#### Action item:
Using the lines below, work out the count of those that hold "title". Give the number only.
== Data provided ==
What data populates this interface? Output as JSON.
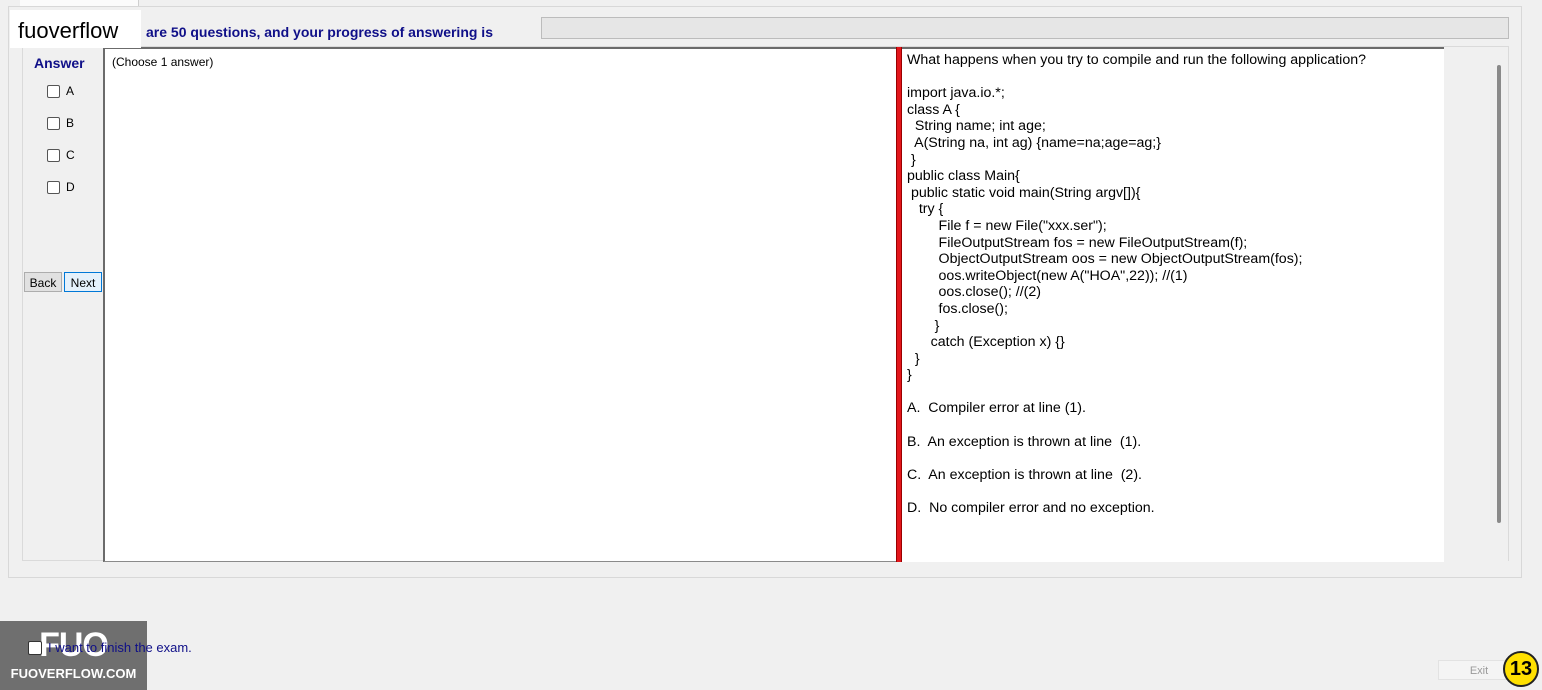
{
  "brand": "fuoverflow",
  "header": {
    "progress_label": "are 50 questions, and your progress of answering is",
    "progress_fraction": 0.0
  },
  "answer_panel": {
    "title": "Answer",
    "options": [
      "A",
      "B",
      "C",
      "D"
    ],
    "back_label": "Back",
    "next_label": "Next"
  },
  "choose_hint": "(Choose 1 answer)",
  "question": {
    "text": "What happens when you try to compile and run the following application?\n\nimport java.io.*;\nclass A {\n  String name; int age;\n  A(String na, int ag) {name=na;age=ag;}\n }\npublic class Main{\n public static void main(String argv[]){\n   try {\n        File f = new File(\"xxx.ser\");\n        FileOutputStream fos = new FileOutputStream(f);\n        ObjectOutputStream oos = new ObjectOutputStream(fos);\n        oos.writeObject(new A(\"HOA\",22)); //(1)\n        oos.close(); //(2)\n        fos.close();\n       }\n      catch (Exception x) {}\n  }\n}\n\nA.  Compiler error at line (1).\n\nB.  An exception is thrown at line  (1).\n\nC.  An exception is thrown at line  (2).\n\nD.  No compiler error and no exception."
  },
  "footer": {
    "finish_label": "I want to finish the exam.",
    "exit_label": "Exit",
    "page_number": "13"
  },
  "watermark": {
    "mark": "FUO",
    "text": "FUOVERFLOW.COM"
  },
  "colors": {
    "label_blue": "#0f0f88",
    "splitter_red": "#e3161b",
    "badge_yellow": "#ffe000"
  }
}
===
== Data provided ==
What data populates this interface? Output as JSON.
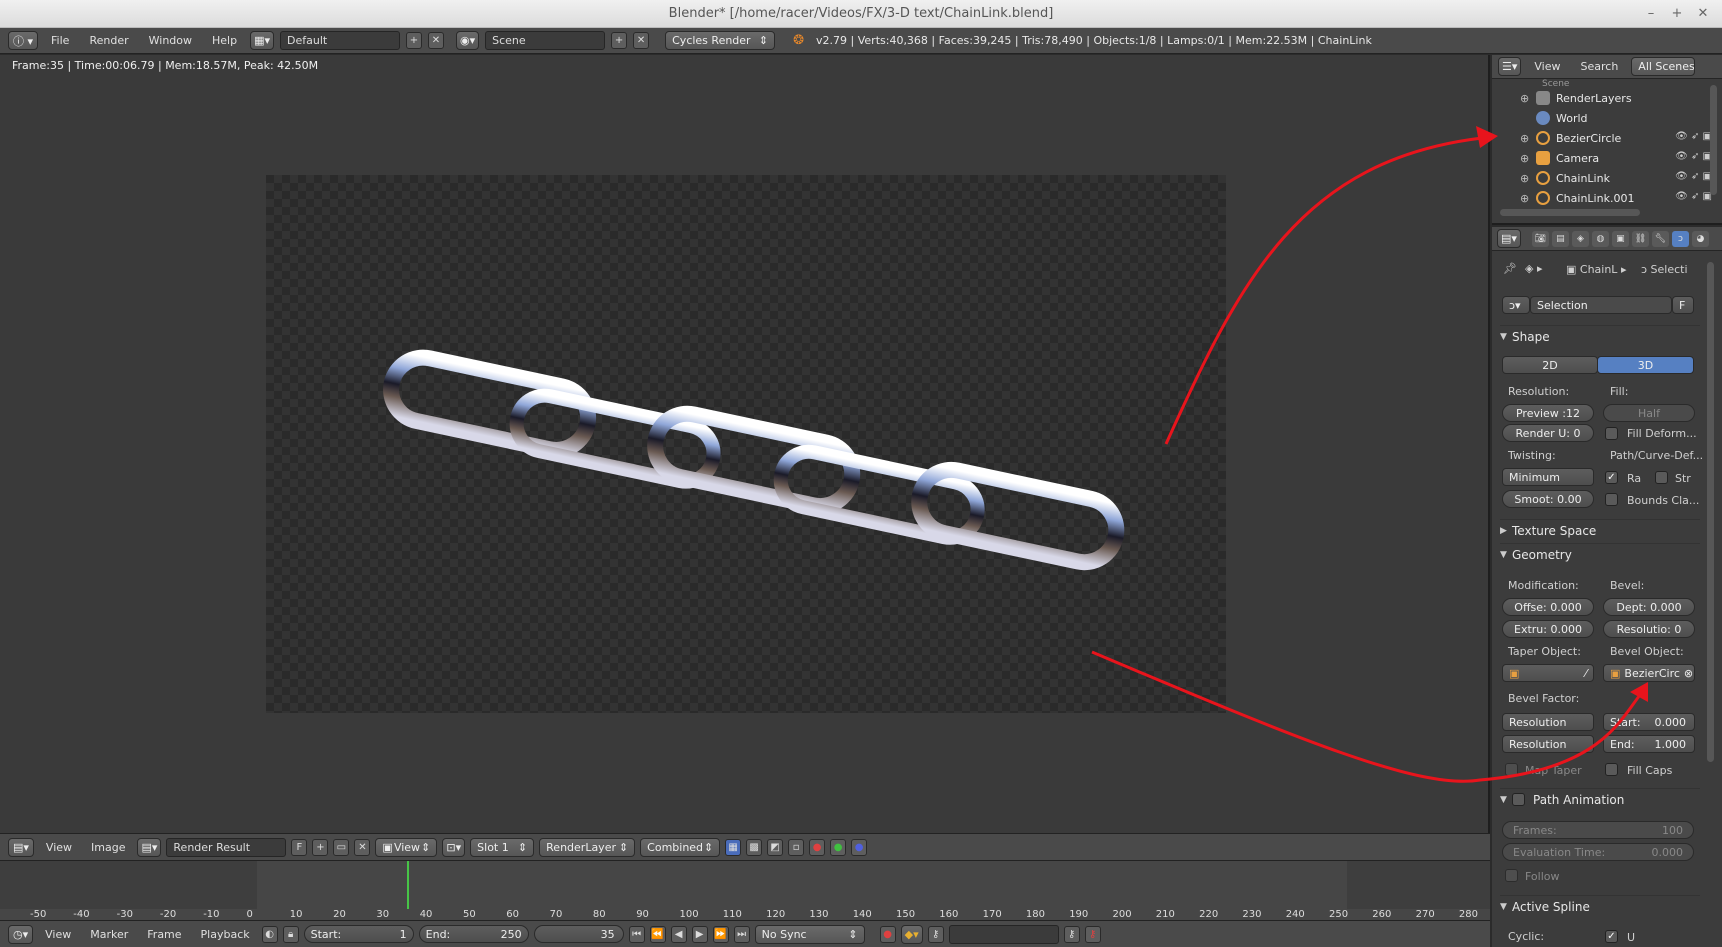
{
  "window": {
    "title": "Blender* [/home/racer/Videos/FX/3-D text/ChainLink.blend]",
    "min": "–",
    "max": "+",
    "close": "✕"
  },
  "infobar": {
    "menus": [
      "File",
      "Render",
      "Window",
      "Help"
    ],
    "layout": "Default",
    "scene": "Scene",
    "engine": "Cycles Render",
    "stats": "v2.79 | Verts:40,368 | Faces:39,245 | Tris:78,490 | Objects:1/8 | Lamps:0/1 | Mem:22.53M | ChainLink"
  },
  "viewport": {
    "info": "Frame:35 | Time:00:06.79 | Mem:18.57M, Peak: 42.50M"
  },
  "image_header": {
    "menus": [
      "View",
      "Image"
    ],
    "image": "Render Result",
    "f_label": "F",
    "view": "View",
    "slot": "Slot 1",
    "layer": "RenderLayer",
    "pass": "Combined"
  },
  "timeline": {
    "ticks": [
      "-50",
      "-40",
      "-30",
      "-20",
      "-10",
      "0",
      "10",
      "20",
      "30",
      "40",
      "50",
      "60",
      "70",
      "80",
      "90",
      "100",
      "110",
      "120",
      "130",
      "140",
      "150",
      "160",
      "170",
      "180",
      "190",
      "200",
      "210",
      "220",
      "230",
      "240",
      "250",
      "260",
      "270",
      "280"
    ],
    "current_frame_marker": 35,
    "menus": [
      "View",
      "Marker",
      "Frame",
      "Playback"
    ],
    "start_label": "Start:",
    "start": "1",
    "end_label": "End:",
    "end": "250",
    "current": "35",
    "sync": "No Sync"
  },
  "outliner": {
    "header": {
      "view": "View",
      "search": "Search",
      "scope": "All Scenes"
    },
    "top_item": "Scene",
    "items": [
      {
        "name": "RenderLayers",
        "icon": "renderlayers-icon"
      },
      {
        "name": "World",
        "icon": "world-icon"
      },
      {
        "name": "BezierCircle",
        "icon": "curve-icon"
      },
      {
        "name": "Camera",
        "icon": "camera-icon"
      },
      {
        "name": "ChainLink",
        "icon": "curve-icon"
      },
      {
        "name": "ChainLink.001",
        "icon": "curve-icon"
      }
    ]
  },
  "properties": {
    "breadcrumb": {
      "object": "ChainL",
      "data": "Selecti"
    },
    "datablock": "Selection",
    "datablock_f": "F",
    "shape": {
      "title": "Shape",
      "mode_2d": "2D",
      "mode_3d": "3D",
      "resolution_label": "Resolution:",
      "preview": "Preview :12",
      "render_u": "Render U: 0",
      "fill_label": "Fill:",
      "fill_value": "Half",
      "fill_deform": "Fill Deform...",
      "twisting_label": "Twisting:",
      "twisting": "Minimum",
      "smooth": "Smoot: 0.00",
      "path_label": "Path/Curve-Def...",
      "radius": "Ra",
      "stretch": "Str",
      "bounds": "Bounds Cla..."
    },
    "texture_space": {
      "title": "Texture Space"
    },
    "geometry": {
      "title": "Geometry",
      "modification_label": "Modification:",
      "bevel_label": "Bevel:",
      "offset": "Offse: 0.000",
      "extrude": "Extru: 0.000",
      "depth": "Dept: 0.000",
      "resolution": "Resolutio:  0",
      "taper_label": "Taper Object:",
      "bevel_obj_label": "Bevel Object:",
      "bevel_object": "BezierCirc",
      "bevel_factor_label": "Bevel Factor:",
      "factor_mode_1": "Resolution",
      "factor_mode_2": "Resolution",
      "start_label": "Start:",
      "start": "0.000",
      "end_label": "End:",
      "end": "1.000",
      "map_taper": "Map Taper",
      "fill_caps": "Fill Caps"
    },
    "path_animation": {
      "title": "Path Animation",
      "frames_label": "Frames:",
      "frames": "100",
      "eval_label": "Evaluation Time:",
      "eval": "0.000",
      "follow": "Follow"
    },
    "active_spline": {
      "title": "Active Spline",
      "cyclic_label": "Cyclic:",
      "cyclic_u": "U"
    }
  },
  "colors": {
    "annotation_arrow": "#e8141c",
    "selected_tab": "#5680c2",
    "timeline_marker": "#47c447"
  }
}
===
#### Response box:
7